Lily RogersInjury is nothing new for dancers, and the relationship a dancer has with their injury is different for each individual, but my injury has everything to do with the future it showed me. This is the story of how I transformed my arthritis into another professional interest; a story that describes how I designed a path to achieve newly defined goals.
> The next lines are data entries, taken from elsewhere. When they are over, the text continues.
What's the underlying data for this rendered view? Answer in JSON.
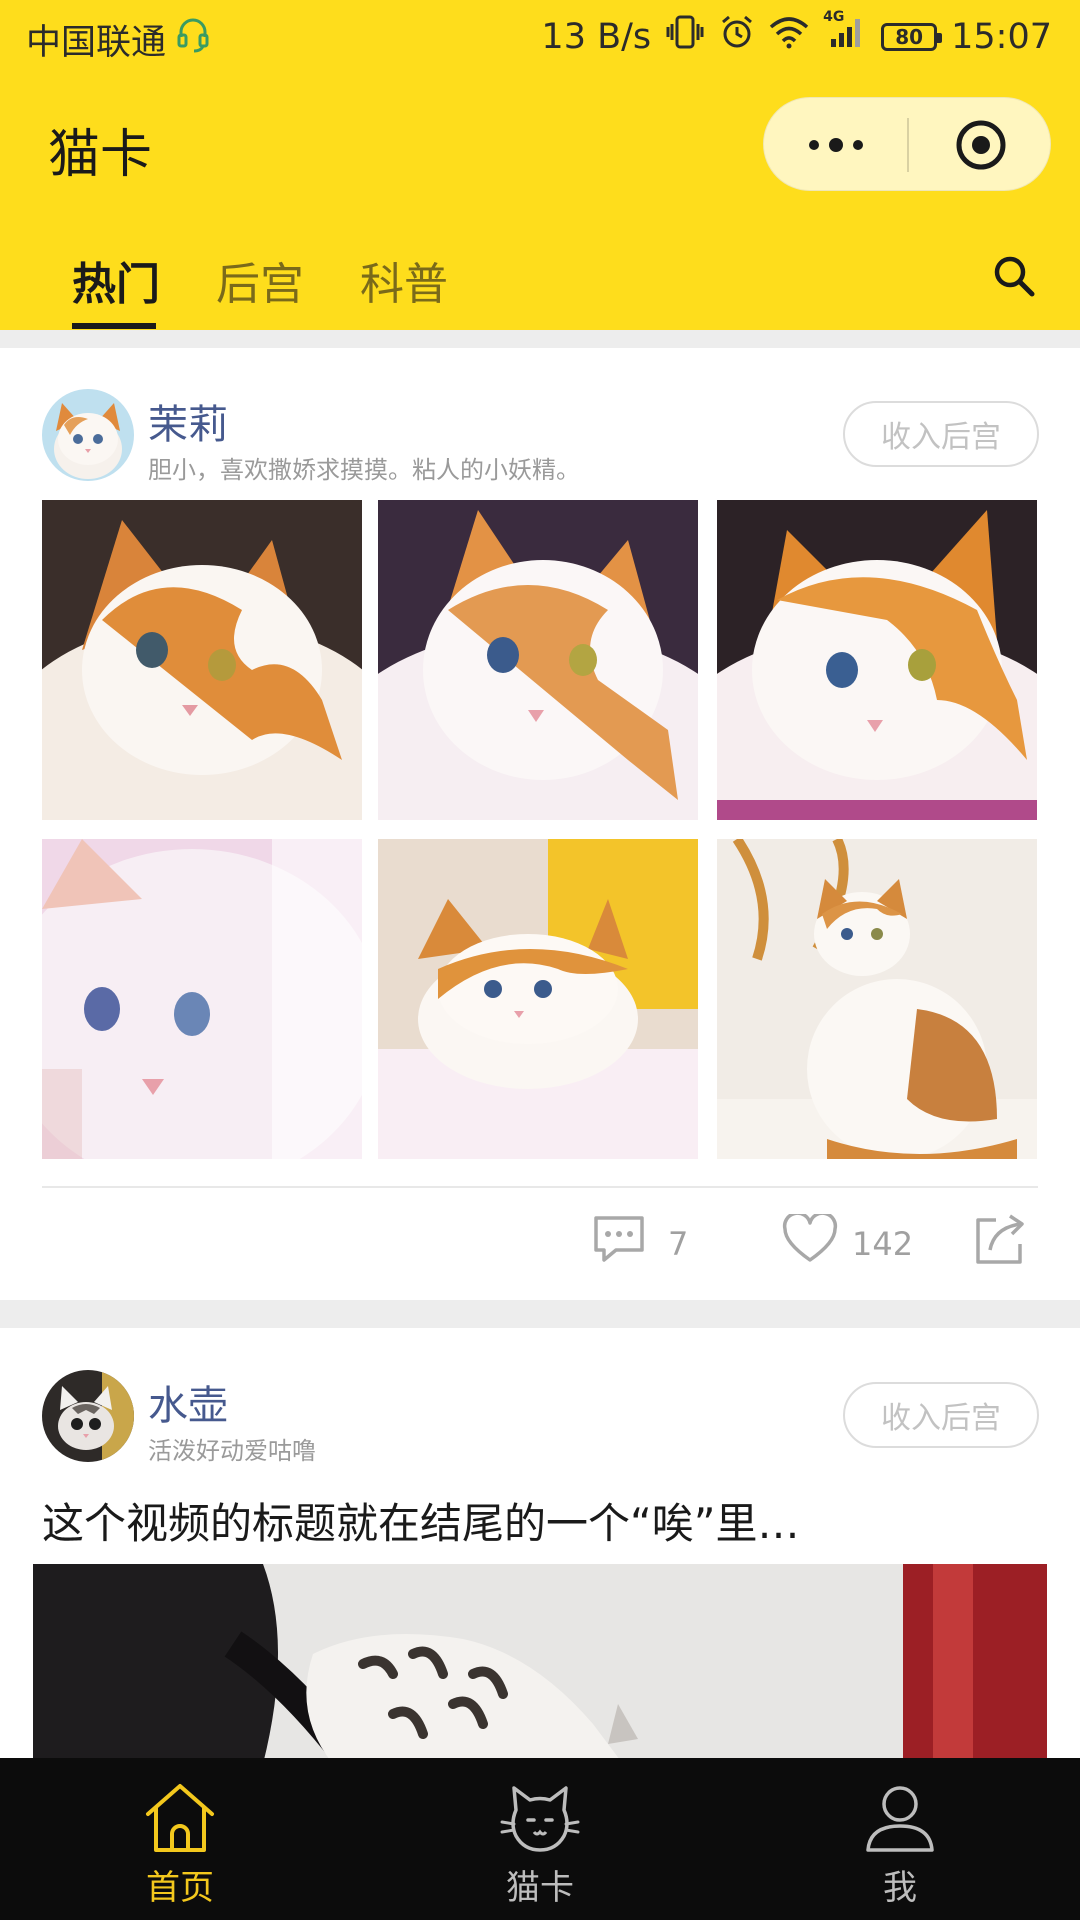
{
  "status_bar": {
    "carrier": "中国联通",
    "net_speed": "13 B/s",
    "network_type": "4G",
    "battery": "80",
    "time": "15:07"
  },
  "header": {
    "title": "猫卡",
    "bg_color": "#fedd1c"
  },
  "tabs": [
    {
      "label": "热门",
      "active": true
    },
    {
      "label": "后宫",
      "active": false
    },
    {
      "label": "科普",
      "active": false
    }
  ],
  "posts": [
    {
      "name": "茉莉",
      "description": "胆小，喜欢撒娇求摸摸。粘人的小妖精。",
      "adopt_label": "收入后宫",
      "comments": "7",
      "likes": "142",
      "photos": [
        "cat-photo-1",
        "cat-photo-2",
        "cat-photo-3",
        "cat-photo-4",
        "cat-photo-5",
        "cat-photo-6"
      ]
    },
    {
      "name": "水壶",
      "description": "活泼好动爱咕噜",
      "adopt_label": "收入后宫",
      "video_title": "这个视频的标题就在结尾的一个“唉”里…"
    }
  ],
  "bottom_nav": [
    {
      "label": "首页",
      "icon": "home-icon",
      "active": true
    },
    {
      "label": "猫卡",
      "icon": "cat-icon",
      "active": false
    },
    {
      "label": "我",
      "icon": "profile-icon",
      "active": false
    }
  ],
  "colors": {
    "accent_yellow": "#fedd1c",
    "active_nav": "#f3c81d",
    "name_blue": "#46598e"
  }
}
I remember the exact moment I realized I wanted to pursue medicine. I was sitting in a cavernous ballroom in the Marriott Hotel in downtown San Francisco in early 2011, listening to some of the world’s best doctors discuss labral repairs. Throughout the afternoon, I was enthralled. I wanted to tell everyone about what I had just heard, I had a million questions, and, above all, I felt hungry for more information. In that moment, I realized there just might be a place in medicine for someone like me, for someone with my background and my perspective.

In the months that followed, I began actively seeking out medical opportunities and clinical experience. I boosted my math skills, spearheaded a human anatomy independent study program at St. Mary’s College LEAP program, and began volunteering at a free clinic. Additionally, to show colleges I was serious about this transition, I finally took the SAT. I have already invested a great deal of money, time, and passion into this change, and I know making it this far is an achievement I never dreamed possible until recently. Starting at Columbia’s School of General Studies in the fall means that I will have the opportunity to start taking the courses that will lead me towards medical school.
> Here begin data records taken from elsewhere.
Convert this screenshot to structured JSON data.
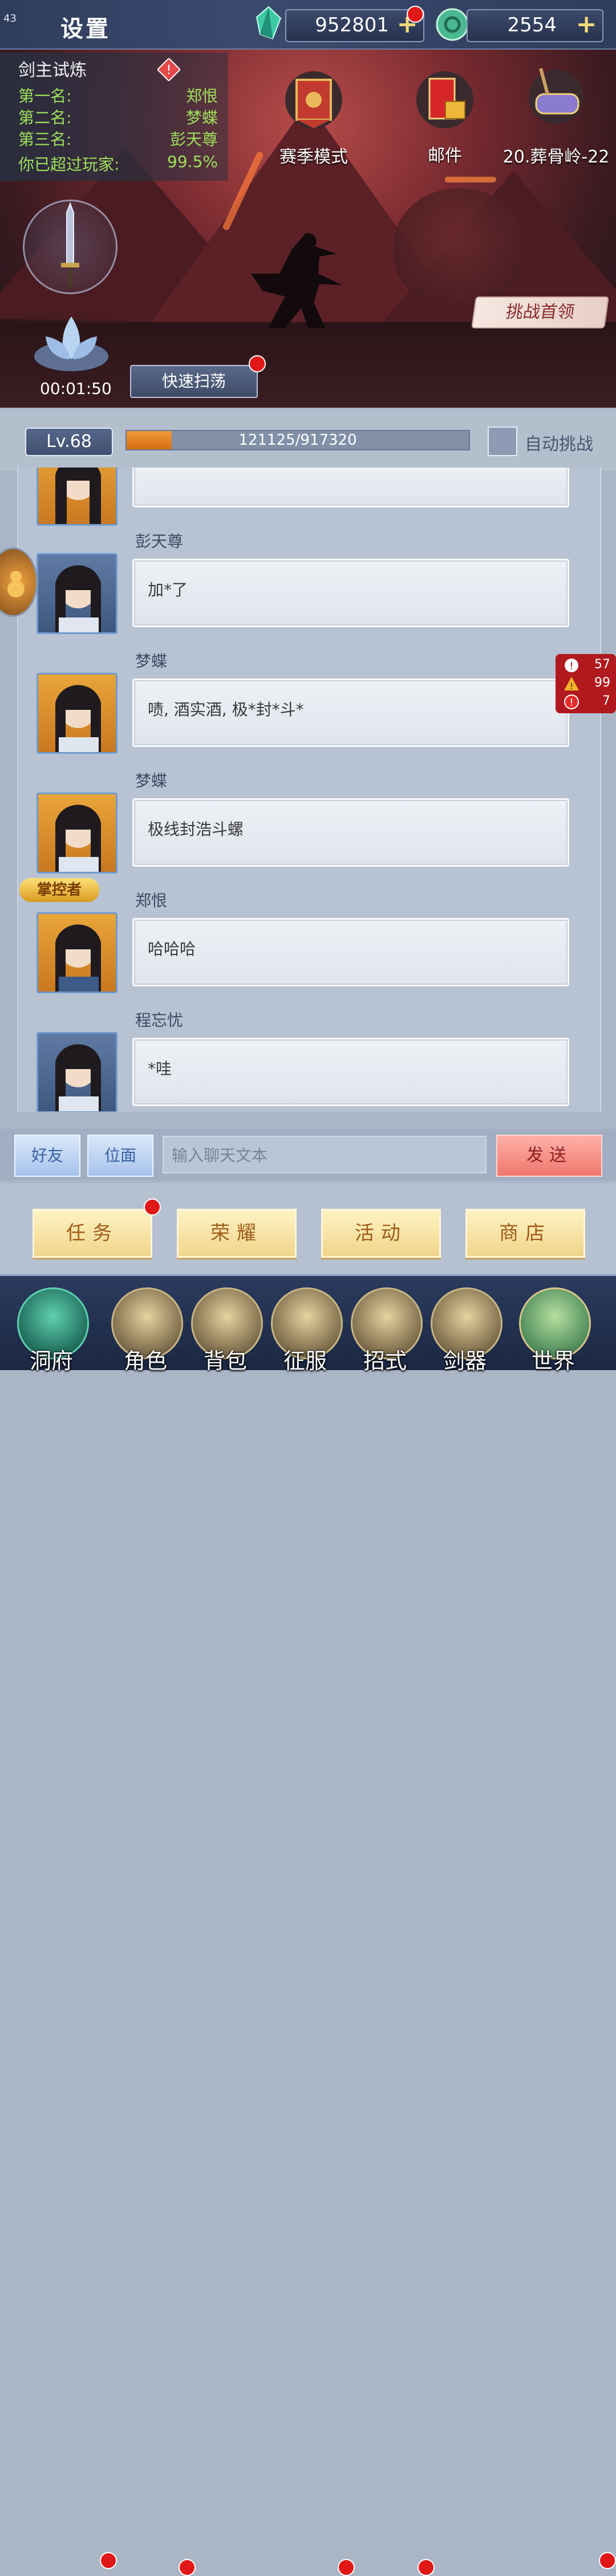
{
  "status": {
    "fps": "43"
  },
  "topbar": {
    "settings_label": "设置",
    "jade": "952801",
    "coin": "2554",
    "plus": "+"
  },
  "ranking": {
    "title": "剑主试炼",
    "labels": [
      "第一名:",
      "第二名:",
      "第三名:",
      "你已超过玩家:"
    ],
    "values": [
      "郑恨",
      "梦蝶",
      "彭天尊",
      "99.5%"
    ]
  },
  "menu": {
    "season": "赛季模式",
    "mail": "邮件",
    "stage": "20.葬骨岭-22"
  },
  "scene": {
    "challenge_boss": "挑战首领",
    "timer": "00:01:50",
    "quick_sweep": "快速扫荡"
  },
  "level": {
    "label": "Lv.68",
    "exp_text": "121125/917320",
    "exp_fraction": 0.132,
    "auto_label": "自动挑战"
  },
  "chat": {
    "messages": [
      {
        "name": "",
        "text": ""
      },
      {
        "name": "彭天尊",
        "text": "加*了"
      },
      {
        "name": "梦蝶",
        "text": "啧, 酒实酒, 极*封*斗*"
      },
      {
        "name": "梦蝶",
        "text": "极线封浩斗螺"
      },
      {
        "name": "郑恨",
        "text": "哈哈哈",
        "badge": "掌控者"
      },
      {
        "name": "程忘忧",
        "text": "*哇"
      }
    ]
  },
  "alerts": {
    "info": "57",
    "warn": "99",
    "error": "7"
  },
  "input": {
    "friends": "好友",
    "plane": "位面",
    "placeholder": "输入聊天文本",
    "send": "发送"
  },
  "functions": [
    "任务",
    "荣耀",
    "活动",
    "商店"
  ],
  "nav": [
    "洞府",
    "角色",
    "背包",
    "征服",
    "招式",
    "剑器",
    "世界"
  ],
  "colors": {
    "accent_green": "#9ee05a",
    "badge_red": "#e01818",
    "exp_orange": "#e07d1f"
  }
}
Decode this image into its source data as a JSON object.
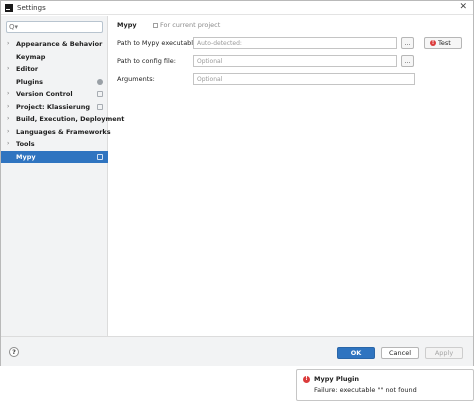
{
  "window": {
    "title": "Settings",
    "close_glyph": "✕"
  },
  "sidebar": {
    "search": {
      "value": "",
      "placeholder": "",
      "icon_glyph": "Q▾"
    },
    "items": [
      {
        "label": "Appearance & Behavior",
        "arrow": "›"
      },
      {
        "label": "Keymap"
      },
      {
        "label": "Editor",
        "arrow": "›"
      },
      {
        "label": "Plugins",
        "badge": true
      },
      {
        "label": "Version Control",
        "arrow": "›",
        "project": true
      },
      {
        "label": "Project: Klassierung",
        "arrow": "›",
        "project": true
      },
      {
        "label": "Build, Execution, Deployment",
        "arrow": "›"
      },
      {
        "label": "Languages & Frameworks",
        "arrow": "›"
      },
      {
        "label": "Tools",
        "arrow": "›"
      },
      {
        "label": "Mypy",
        "selected": true,
        "project": true
      }
    ]
  },
  "main": {
    "heading": "Mypy",
    "scope_label": "For current project",
    "rows": [
      {
        "label": "Path to Mypy executable:",
        "placeholder": "Auto-detected:",
        "value": ""
      },
      {
        "label": "Path to config file:",
        "placeholder": "Optional",
        "value": ""
      },
      {
        "label": "Arguments:",
        "placeholder": "Optional",
        "value": ""
      }
    ],
    "browse_label": "...",
    "test_label": "Test"
  },
  "footer": {
    "help_label": "?",
    "ok_label": "OK",
    "cancel_label": "Cancel",
    "apply_label": "Apply"
  },
  "notification": {
    "title": "Mypy Plugin",
    "message": "Failure: executable \"\" not found"
  },
  "colors": {
    "accent": "#2f74c0",
    "error": "#db3b3b",
    "sidebar_bg": "#f2f3f4"
  }
}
Although my arthritis is too severe to ever perform again, I will always identify with dance. Additionally, because I believe so deeply in the art form, I wish to one day be a resource for dancers managing injuries of their own. I hope to pursue orthopedics as well as volunteer my time with in-house clinics for dance companies. As medicine advances, specifically within orthopedics, treatments will continue to become less-invasive. Given this trajectory, and given that regenerative treatments–like cartilage replacement–are almost here, I think there will be a real way for dancers to maintain longer, healthier careers. My goals are lofty, but so is trying to become a professional ballerina. With strength and determination I have already achieved one dream, I am ready to achieve another It was a joy bringing art to life for over 19 years, but I’m ready to help others fly.